Of interest is that Zika may have been in the equatorial Pacific since at least the 1950s – though quite rare in humans.

There seems to be huge support for Incident Management Systems in southern Africa. If you google the term, the organizations discussion and practicing it are generally located there. And they seem to have a good time together socializing. (See this photo.) Most of the other articles you find about the subject are wooden and technical. Hello, South Africa!

Several years ago a frozen reindeer in Siberia defrosted, releasing anthrax in a remote Russian village, killing over 70 people. Is there a risk of frozen, Arctic graves defrosting, and releasing diseases thought to be extinct and/or uncommon? This Anthrax case study reminded me of reports of diphtheria, smallpox, and Spanish flu in remote Arctic regions. Could pathogens be in a natural “cold storage” in old graves – an essential climate-change/pandemic time-bomb? How deep were bodies buried in the Arctic during the diphtheria, smallpox, and Spanish flu epidemics – given the levels of permafrost and remote settlements? Norway has certainly considered this risk (re: Arctic graves and diseases) – as Svalbard has prohibited people from dying on the island! That is, you are not allowed to be buried on Svalbard — and if you are gravely ill, they fly you to Oslo or Tromso for medical care. Fortunately, there is a vaccine for diphtheria – though it is unlikely one exists for Spanish flu – and there were reports several years ago that the United Nations was destroying over 90% of its smallpox vaccine in storage due to budgetary and space constraints.

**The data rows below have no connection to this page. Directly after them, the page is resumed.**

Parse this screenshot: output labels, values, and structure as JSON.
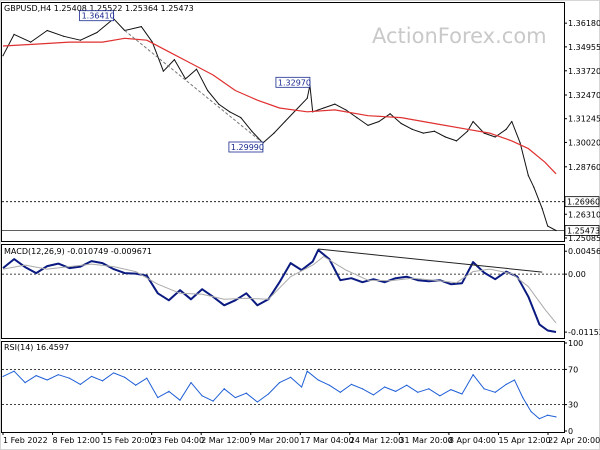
{
  "chart_data": [
    {
      "type": "line",
      "panel": "price",
      "title": "GBPUSD,H4  1.25408  1.25522  1.25364  1.25473",
      "watermark": "ActionForex.com",
      "ylim": [
        1.2498,
        1.3655
      ],
      "yticks": [
        "1.36180",
        "1.34955",
        "1.33720",
        "1.32470",
        "1.31245",
        "1.30020",
        "1.28760",
        "1.26310",
        "1.25085"
      ],
      "xticks": [
        "1 Feb 2022",
        "8 Feb 12:00",
        "15 Feb 20:00",
        "23 Feb 04:00",
        "2 Mar 12:00",
        "9 Mar 20:00",
        "17 Mar 04:00",
        "24 Mar 12:00",
        "31 Mar 20:00",
        "8 Apr 04:00",
        "15 Apr 12:00",
        "22 Apr 20:00"
      ],
      "annotations": [
        {
          "label": "1.36410",
          "value": 1.3641,
          "t": 0.2
        },
        {
          "label": "1.32970",
          "value": 1.3297,
          "t": 0.555
        },
        {
          "label": "1.29990",
          "value": 1.2999,
          "t": 0.47
        }
      ],
      "levels": [
        {
          "label": "1.26960",
          "value": 1.2696,
          "style": "dashed"
        },
        {
          "label": "1.25473",
          "value": 1.25473,
          "style": "solid",
          "current": true
        }
      ],
      "series": [
        {
          "role": "price",
          "color": "#111111",
          "points": [
            [
              0,
              1.345
            ],
            [
              0.02,
              1.356
            ],
            [
              0.05,
              1.352
            ],
            [
              0.08,
              1.358
            ],
            [
              0.11,
              1.355
            ],
            [
              0.14,
              1.353
            ],
            [
              0.17,
              1.357
            ],
            [
              0.2,
              1.3641
            ],
            [
              0.22,
              1.358
            ],
            [
              0.25,
              1.36
            ],
            [
              0.27,
              1.352
            ],
            [
              0.29,
              1.337
            ],
            [
              0.31,
              1.343
            ],
            [
              0.33,
              1.333
            ],
            [
              0.35,
              1.338
            ],
            [
              0.37,
              1.327
            ],
            [
              0.39,
              1.32
            ],
            [
              0.41,
              1.316
            ],
            [
              0.43,
              1.313
            ],
            [
              0.45,
              1.306
            ],
            [
              0.47,
              1.2999
            ],
            [
              0.49,
              1.305
            ],
            [
              0.51,
              1.311
            ],
            [
              0.53,
              1.317
            ],
            [
              0.55,
              1.323
            ],
            [
              0.555,
              1.3297
            ],
            [
              0.56,
              1.316
            ],
            [
              0.58,
              1.318
            ],
            [
              0.6,
              1.32
            ],
            [
              0.62,
              1.317
            ],
            [
              0.64,
              1.313
            ],
            [
              0.66,
              1.309
            ],
            [
              0.68,
              1.311
            ],
            [
              0.7,
              1.315
            ],
            [
              0.72,
              1.31
            ],
            [
              0.74,
              1.307
            ],
            [
              0.76,
              1.305
            ],
            [
              0.78,
              1.306
            ],
            [
              0.8,
              1.303
            ],
            [
              0.82,
              1.301
            ],
            [
              0.84,
              1.306
            ],
            [
              0.85,
              1.311
            ],
            [
              0.87,
              1.305
            ],
            [
              0.89,
              1.303
            ],
            [
              0.91,
              1.307
            ],
            [
              0.92,
              1.311
            ],
            [
              0.935,
              1.3
            ],
            [
              0.95,
              1.283
            ],
            [
              0.96,
              1.277
            ],
            [
              0.975,
              1.266
            ],
            [
              0.985,
              1.257
            ],
            [
              1.0,
              1.2547
            ]
          ]
        },
        {
          "role": "moving-average",
          "color": "#e03030",
          "points": [
            [
              0,
              1.35
            ],
            [
              0.06,
              1.351
            ],
            [
              0.12,
              1.352
            ],
            [
              0.18,
              1.352
            ],
            [
              0.22,
              1.354
            ],
            [
              0.26,
              1.353
            ],
            [
              0.3,
              1.347
            ],
            [
              0.34,
              1.341
            ],
            [
              0.38,
              1.335
            ],
            [
              0.42,
              1.327
            ],
            [
              0.46,
              1.322
            ],
            [
              0.5,
              1.318
            ],
            [
              0.55,
              1.316
            ],
            [
              0.6,
              1.317
            ],
            [
              0.66,
              1.314
            ],
            [
              0.72,
              1.313
            ],
            [
              0.78,
              1.31
            ],
            [
              0.84,
              1.307
            ],
            [
              0.88,
              1.305
            ],
            [
              0.92,
              1.301
            ],
            [
              0.95,
              1.297
            ],
            [
              0.98,
              1.29
            ],
            [
              1.0,
              1.284
            ]
          ]
        },
        {
          "role": "trend-arrow",
          "color": "#777777",
          "style": "dashed",
          "points": [
            [
              0.22,
              1.358
            ],
            [
              0.47,
              1.2999
            ]
          ]
        }
      ]
    },
    {
      "type": "line",
      "panel": "macd",
      "title": "MACD(12,26,9) -0.010749 -0.009671",
      "ylim": [
        -0.0125,
        0.0052
      ],
      "yticks": [
        "0.00456",
        "0.00",
        "-0.011529"
      ],
      "levels": [
        {
          "label": "0.00",
          "value": 0.0,
          "style": "dashed"
        }
      ],
      "series": [
        {
          "role": "macd",
          "color": "#0a1a80",
          "points": [
            [
              0,
              0.0012
            ],
            [
              0.02,
              0.003
            ],
            [
              0.04,
              0.0014
            ],
            [
              0.06,
              0.0002
            ],
            [
              0.08,
              0.0016
            ],
            [
              0.1,
              0.0021
            ],
            [
              0.12,
              0.0012
            ],
            [
              0.14,
              0.0015
            ],
            [
              0.16,
              0.0026
            ],
            [
              0.18,
              0.0022
            ],
            [
              0.2,
              0.001
            ],
            [
              0.22,
              0.0002
            ],
            [
              0.24,
              0.0001
            ],
            [
              0.26,
              -0.0003
            ],
            [
              0.28,
              -0.0038
            ],
            [
              0.3,
              -0.0052
            ],
            [
              0.32,
              -0.0032
            ],
            [
              0.34,
              -0.005
            ],
            [
              0.36,
              -0.003
            ],
            [
              0.38,
              -0.0045
            ],
            [
              0.4,
              -0.0062
            ],
            [
              0.42,
              -0.0052
            ],
            [
              0.44,
              -0.0038
            ],
            [
              0.46,
              -0.0062
            ],
            [
              0.48,
              -0.005
            ],
            [
              0.5,
              -0.0016
            ],
            [
              0.52,
              0.0022
            ],
            [
              0.54,
              0.0008
            ],
            [
              0.56,
              0.0025
            ],
            [
              0.57,
              0.0048
            ],
            [
              0.59,
              0.003
            ],
            [
              0.61,
              -0.0012
            ],
            [
              0.63,
              -0.0008
            ],
            [
              0.65,
              -0.0016
            ],
            [
              0.67,
              -0.001
            ],
            [
              0.69,
              -0.0016
            ],
            [
              0.71,
              -0.0008
            ],
            [
              0.73,
              -0.0005
            ],
            [
              0.75,
              -0.0012
            ],
            [
              0.77,
              -0.0014
            ],
            [
              0.79,
              -0.0012
            ],
            [
              0.81,
              -0.002
            ],
            [
              0.83,
              -0.0018
            ],
            [
              0.85,
              0.0024
            ],
            [
              0.87,
              0.0003
            ],
            [
              0.89,
              -0.001
            ],
            [
              0.91,
              0.0005
            ],
            [
              0.93,
              -0.0005
            ],
            [
              0.95,
              -0.0045
            ],
            [
              0.97,
              -0.01
            ],
            [
              0.985,
              -0.0112
            ],
            [
              1.0,
              -0.0115
            ]
          ]
        },
        {
          "role": "signal",
          "color": "#aaaaaa",
          "points": [
            [
              0,
              0.001
            ],
            [
              0.04,
              0.0018
            ],
            [
              0.08,
              0.001
            ],
            [
              0.12,
              0.0015
            ],
            [
              0.16,
              0.002
            ],
            [
              0.2,
              0.0015
            ],
            [
              0.24,
              0.0005
            ],
            [
              0.28,
              -0.002
            ],
            [
              0.32,
              -0.0038
            ],
            [
              0.36,
              -0.004
            ],
            [
              0.4,
              -0.005
            ],
            [
              0.44,
              -0.0048
            ],
            [
              0.48,
              -0.005
            ],
            [
              0.52,
              -0.0005
            ],
            [
              0.56,
              0.0018
            ],
            [
              0.58,
              0.0035
            ],
            [
              0.62,
              0.0008
            ],
            [
              0.66,
              -0.0012
            ],
            [
              0.7,
              -0.0013
            ],
            [
              0.74,
              -0.0008
            ],
            [
              0.78,
              -0.0012
            ],
            [
              0.82,
              -0.0017
            ],
            [
              0.85,
              0.0005
            ],
            [
              0.88,
              0.001
            ],
            [
              0.92,
              0.0001
            ],
            [
              0.95,
              -0.0025
            ],
            [
              0.98,
              -0.007
            ],
            [
              1.0,
              -0.0097
            ]
          ]
        },
        {
          "role": "divergence-line",
          "color": "#222222",
          "points": [
            [
              0.57,
              0.005
            ],
            [
              0.975,
              0.0004
            ]
          ]
        }
      ]
    },
    {
      "type": "line",
      "panel": "rsi",
      "title": "RSI(14) 16.4597",
      "ylim": [
        0,
        100
      ],
      "yticks": [
        "100",
        "70",
        "30",
        "0"
      ],
      "levels": [
        {
          "label": "70",
          "value": 70,
          "style": "dashed"
        },
        {
          "label": "30",
          "value": 30,
          "style": "dashed"
        }
      ],
      "series": [
        {
          "role": "rsi",
          "color": "#1f5fd6",
          "points": [
            [
              0,
              62
            ],
            [
              0.02,
              68
            ],
            [
              0.04,
              55
            ],
            [
              0.06,
              63
            ],
            [
              0.08,
              58
            ],
            [
              0.1,
              64
            ],
            [
              0.12,
              60
            ],
            [
              0.14,
              53
            ],
            [
              0.16,
              62
            ],
            [
              0.18,
              57
            ],
            [
              0.2,
              66
            ],
            [
              0.22,
              61
            ],
            [
              0.24,
              52
            ],
            [
              0.26,
              60
            ],
            [
              0.28,
              38
            ],
            [
              0.3,
              45
            ],
            [
              0.32,
              35
            ],
            [
              0.34,
              55
            ],
            [
              0.36,
              40
            ],
            [
              0.38,
              34
            ],
            [
              0.4,
              48
            ],
            [
              0.42,
              38
            ],
            [
              0.44,
              43
            ],
            [
              0.46,
              33
            ],
            [
              0.48,
              42
            ],
            [
              0.5,
              55
            ],
            [
              0.52,
              61
            ],
            [
              0.54,
              50
            ],
            [
              0.55,
              68
            ],
            [
              0.57,
              58
            ],
            [
              0.59,
              52
            ],
            [
              0.61,
              44
            ],
            [
              0.63,
              53
            ],
            [
              0.65,
              48
            ],
            [
              0.67,
              41
            ],
            [
              0.69,
              50
            ],
            [
              0.71,
              45
            ],
            [
              0.73,
              52
            ],
            [
              0.75,
              44
            ],
            [
              0.77,
              48
            ],
            [
              0.79,
              40
            ],
            [
              0.81,
              47
            ],
            [
              0.83,
              42
            ],
            [
              0.85,
              64
            ],
            [
              0.87,
              48
            ],
            [
              0.89,
              44
            ],
            [
              0.91,
              53
            ],
            [
              0.925,
              58
            ],
            [
              0.94,
              38
            ],
            [
              0.955,
              22
            ],
            [
              0.97,
              14
            ],
            [
              0.985,
              18
            ],
            [
              1.0,
              16
            ]
          ]
        }
      ]
    }
  ]
}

In her video talk show/podcast, Ann Swidler gives a lot of credit to George W. Bush for making medication affordable in Africa for HIV/AIDS.